"We funded our original build-out from loans from family and friends, and we sort of tried to avoid traditional bank loans," said owner Kerry Ann Couch. "Then someone recommend Kickstarter."

While Cafe Mustache is also offering various gifts for donors, such as T-shirts and "fancy costume mustache[s]," the promise for the community is a little different.

"One of the primary reasons we want to do it is to have a better space for the events that we present," said Couch. "We provide a space for a very specific sort of community use."

People frequently go to Cafe Mustache to play music or show their art, Couch said.

"We have newer musicians, or musicians trying something new, film students looking for a place to exhibit their work.  We kind of want to create a unique space that's a little bit more intimate and a little less bar-ish," she said.

The cafe serves alcohol but isn't like a traditional bar, Couch said.

DePaul finance professor Patrick Murphy said he had not seen crowd-funding campaigns like The Radler's or Cafe Mustache's, but said if people want to donate to a for-profit business, they should go for it.

"If people want to give to something, part of the market system's foundation is such transactions are voluntary," he said. "So if people choose to donate to that business for any purpose, they're free to do it, and the business is free to ask for it."

Murphy's work is focused on "socially purposeful entrepreneurship," where business owners strive to have a positive impact on their communities.

Even without promises to give money to community organizations, Murphy said just having a business open and thriving might be enough of a positive impact, particularly in blighted areas.

Uncharted Books, for instance, raised more than $12,500 in 2011 to help open its doors, promising little beyond being an independent used bookstore for Logan Square.

"If the donors and the business people and the community members believe that having this business succeed would be good for the community, then that makes sense to me," Murphy said.

Paul Levin, executive director of the Logan Square Chamber of Commerce, said he has encountered plenty of people who want to start a new business but have a hard time getting funding.

"Traditional financial institutions are not terribly interested in dealing with what are perceived as small or micro-users of capital, so there's sort of a vacuum," he said.

Small-business aid groups such as Accion Chicago help fill that vacuum, Levin said, but he said that Kickstarter is a good option as well — as long as the businesses are transparent with their intentions.

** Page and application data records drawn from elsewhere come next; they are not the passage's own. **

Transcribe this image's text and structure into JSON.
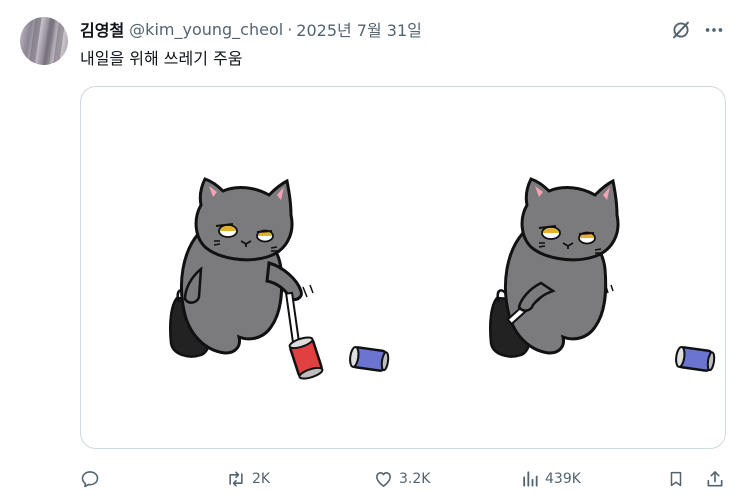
{
  "post": {
    "display_name": "김영철",
    "handle": "@kim_young_cheol",
    "separator": "·",
    "date": "2025년 7월 31일",
    "text": "내일을 위해 쓰레기 주움"
  },
  "header_icons": [
    "grok-icon",
    "more-icon"
  ],
  "actions": {
    "reply": {
      "icon": "reply-icon",
      "count": ""
    },
    "repost": {
      "icon": "repost-icon",
      "count": "2K"
    },
    "like": {
      "icon": "heart-icon",
      "count": "3.2K"
    },
    "views": {
      "icon": "views-icon",
      "count": "439K"
    },
    "bookmark": {
      "icon": "bookmark-icon"
    },
    "share": {
      "icon": "share-icon"
    }
  },
  "colors": {
    "text_primary": "#0f1419",
    "text_secondary": "#536471",
    "border": "#cfd9de",
    "cat_gray": "#7b7b7d",
    "can_red": "#e0403f",
    "can_blue": "#6b74d1"
  }
}
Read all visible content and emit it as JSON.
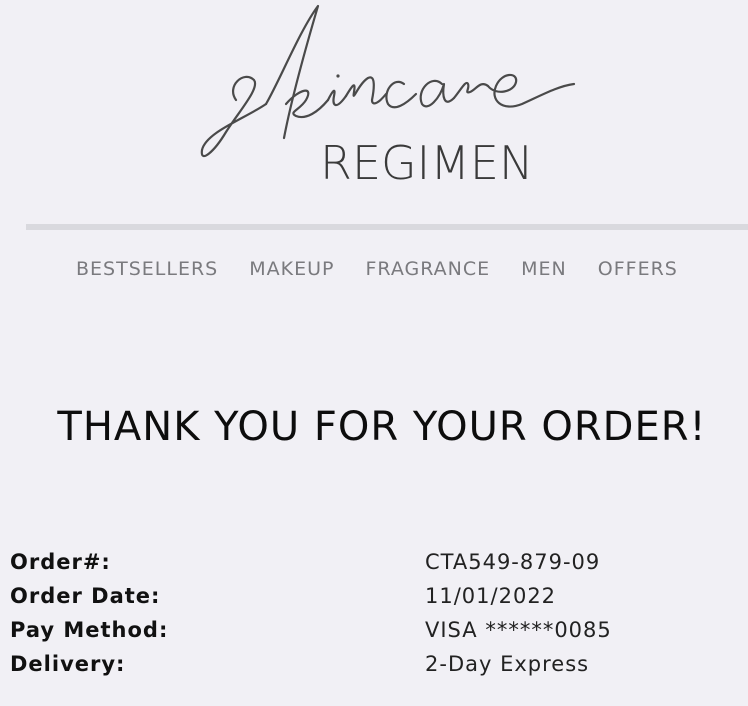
{
  "brand": {
    "logo_script": "skincare",
    "logo_word": "REGIMEN"
  },
  "nav": {
    "items": [
      "BESTSELLERS",
      "MAKEUP",
      "FRAGRANCE",
      "MEN",
      "OFFERS"
    ]
  },
  "headline": "THANK YOU FOR YOUR ORDER!",
  "order": {
    "rows": [
      {
        "label": "Order#:",
        "value": "CTA549-879-09"
      },
      {
        "label": "Order Date:",
        "value": "11/01/2022"
      },
      {
        "label": "Pay Method:",
        "value": "VISA ******0085"
      },
      {
        "label": "Delivery:",
        "value": "2-Day Express"
      }
    ]
  },
  "colors": {
    "background": "#f1f0f5",
    "nav_text": "#7a7a7e",
    "logo": "#3a3a3a",
    "divider": "#d9d9de"
  }
}
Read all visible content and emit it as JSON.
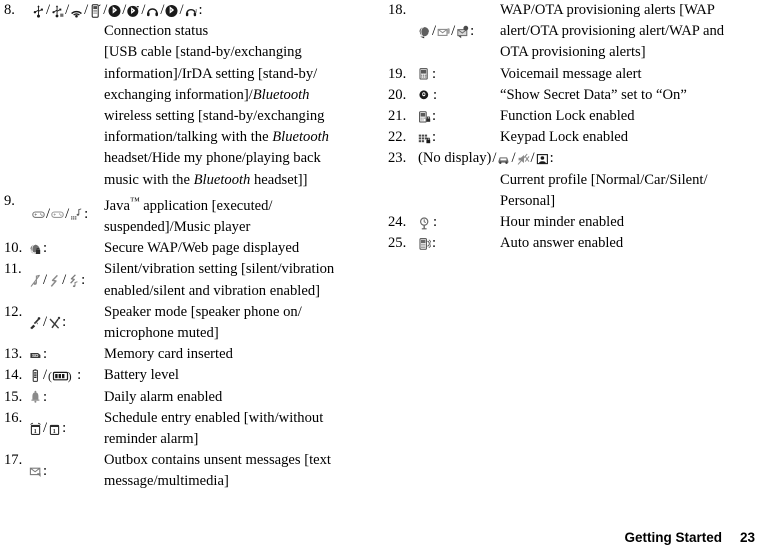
{
  "document": {
    "footer": {
      "section": "Getting Started",
      "page_number": "23"
    }
  },
  "left_column": {
    "entries": [
      {
        "number": "8.",
        "icons": [
          "usb-standby-icon",
          "usb-exchanging-icon",
          "irda-icon",
          "irda-exchanging-icon",
          "bluetooth-standby-icon",
          "bluetooth-exchanging-icon",
          "bluetooth-headset-icon",
          "bluetooth-hide-icon",
          "bluetooth-music-icon"
        ],
        "icon_count": 9,
        "wide": true,
        "lines": [
          "Connection status",
          "[USB cable [stand-by/exchanging",
          "information]/IrDA setting [stand-by/",
          "exchanging information]/BLUETOOTH_ITALIC",
          "wireless setting [stand-by/exchanging",
          "information/talking with the BLUETOOTH_ITALIC",
          "headset/Hide my phone/playing back",
          "music with the BLUETOOTH_ITALIC headset]]"
        ],
        "description": "Connection status [USB cable [stand-by/exchanging information]/IrDA setting [stand-by/exchanging information]/Bluetooth wireless setting [stand-by/exchanging information/talking with the Bluetooth headset/Hide my phone/playing back music with the Bluetooth headset]]"
      },
      {
        "number": "9.",
        "icons": [
          "java-executed-icon",
          "java-suspended-icon",
          "music-player-icon"
        ],
        "icon_count": 3,
        "wide": false,
        "lines": [
          "Java™ application [executed/",
          "suspended]/Music player"
        ],
        "description": "Java™ application [executed/suspended]/Music player"
      },
      {
        "number": "10.",
        "icons": [
          "secure-wap-icon"
        ],
        "icon_count": 1,
        "wide": false,
        "lines": [
          "Secure WAP/Web page displayed"
        ],
        "description": "Secure WAP/Web page displayed"
      },
      {
        "number": "11.",
        "icons": [
          "silent-icon",
          "vibration-icon",
          "silent-vibration-icon"
        ],
        "icon_count": 3,
        "wide": false,
        "lines": [
          "Silent/vibration setting [silent/vibration",
          "enabled/silent and vibration enabled]"
        ],
        "description": "Silent/vibration setting [silent/vibration enabled/silent and vibration enabled]"
      },
      {
        "number": "12.",
        "icons": [
          "speaker-phone-icon",
          "microphone-muted-icon"
        ],
        "icon_count": 2,
        "wide": false,
        "lines": [
          "Speaker mode [speaker phone on/",
          "microphone muted]"
        ],
        "description": "Speaker mode [speaker phone on/microphone muted]"
      },
      {
        "number": "13.",
        "icons": [
          "memory-card-icon"
        ],
        "icon_count": 1,
        "wide": false,
        "lines": [
          "Memory card inserted"
        ],
        "description": "Memory card inserted"
      },
      {
        "number": "14.",
        "icons": [
          "battery-level-icon",
          "battery-charging-icon"
        ],
        "icon_count": 2,
        "wide": false,
        "lines": [
          "Battery level"
        ],
        "description": "Battery level"
      },
      {
        "number": "15.",
        "icons": [
          "daily-alarm-icon"
        ],
        "icon_count": 1,
        "wide": false,
        "lines": [
          "Daily alarm enabled"
        ],
        "description": "Daily alarm enabled"
      },
      {
        "number": "16.",
        "icons": [
          "schedule-with-alarm-icon",
          "schedule-without-alarm-icon"
        ],
        "icon_count": 2,
        "wide": false,
        "lines": [
          "Schedule entry enabled [with/without",
          "reminder alarm]"
        ],
        "description": "Schedule entry enabled [with/without reminder alarm]"
      },
      {
        "number": "17.",
        "icons": [
          "outbox-unsent-icon"
        ],
        "icon_count": 1,
        "wide": false,
        "lines": [
          "Outbox contains unsent messages [text",
          "message/multimedia]"
        ],
        "description": "Outbox contains unsent messages [text message/multimedia]"
      }
    ]
  },
  "right_column": {
    "entries": [
      {
        "number": "18.",
        "icons": [
          "wap-alert-icon",
          "ota-provisioning-alert-icon",
          "wap-ota-alerts-icon"
        ],
        "icon_count": 3,
        "wide": false,
        "lines": [
          "WAP/OTA provisioning alerts [WAP",
          "alert/OTA provisioning alert/WAP and",
          "OTA provisioning alerts]"
        ],
        "description": "WAP/OTA provisioning alerts [WAP alert/OTA provisioning alert/WAP and OTA provisioning alerts]"
      },
      {
        "number": "19.",
        "icons": [
          "voicemail-alert-icon"
        ],
        "icon_count": 1,
        "wide": false,
        "lines": [
          "Voicemail message alert"
        ],
        "description": "Voicemail message alert"
      },
      {
        "number": "20.",
        "icons": [
          "show-secret-data-icon"
        ],
        "icon_count": 1,
        "wide": false,
        "lines": [
          "“Show Secret Data” set to “On”"
        ],
        "description": "“Show Secret Data” set to “On”"
      },
      {
        "number": "21.",
        "icons": [
          "function-lock-icon"
        ],
        "icon_count": 1,
        "wide": false,
        "lines": [
          "Function Lock enabled"
        ],
        "description": "Function Lock enabled"
      },
      {
        "number": "22.",
        "icons": [
          "keypad-lock-icon"
        ],
        "icon_count": 1,
        "wide": false,
        "lines": [
          "Keypad Lock enabled"
        ],
        "description": "Keypad Lock enabled"
      },
      {
        "number": "23.",
        "no_display_label": "(No display)",
        "icons": [
          "car-profile-icon",
          "silent-profile-icon",
          "personal-profile-icon"
        ],
        "icon_count": 3,
        "wide": true,
        "lines": [
          "Current profile [Normal/Car/Silent/",
          "Personal]"
        ],
        "description": "Current profile [Normal/Car/Silent/Personal]"
      },
      {
        "number": "24.",
        "icons": [
          "hour-minder-icon"
        ],
        "icon_count": 1,
        "wide": false,
        "lines": [
          "Hour minder enabled"
        ],
        "description": "Hour minder enabled"
      },
      {
        "number": "25.",
        "icons": [
          "auto-answer-icon"
        ],
        "icon_count": 1,
        "wide": false,
        "lines": [
          "Auto answer enabled"
        ],
        "description": "Auto answer enabled"
      }
    ]
  }
}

"I hope that the people who are contributing know that the pleasure of helping an entrepreneur start a small business is all the rewards they're going to expect," he said.

And maybe a fancy costume mustache.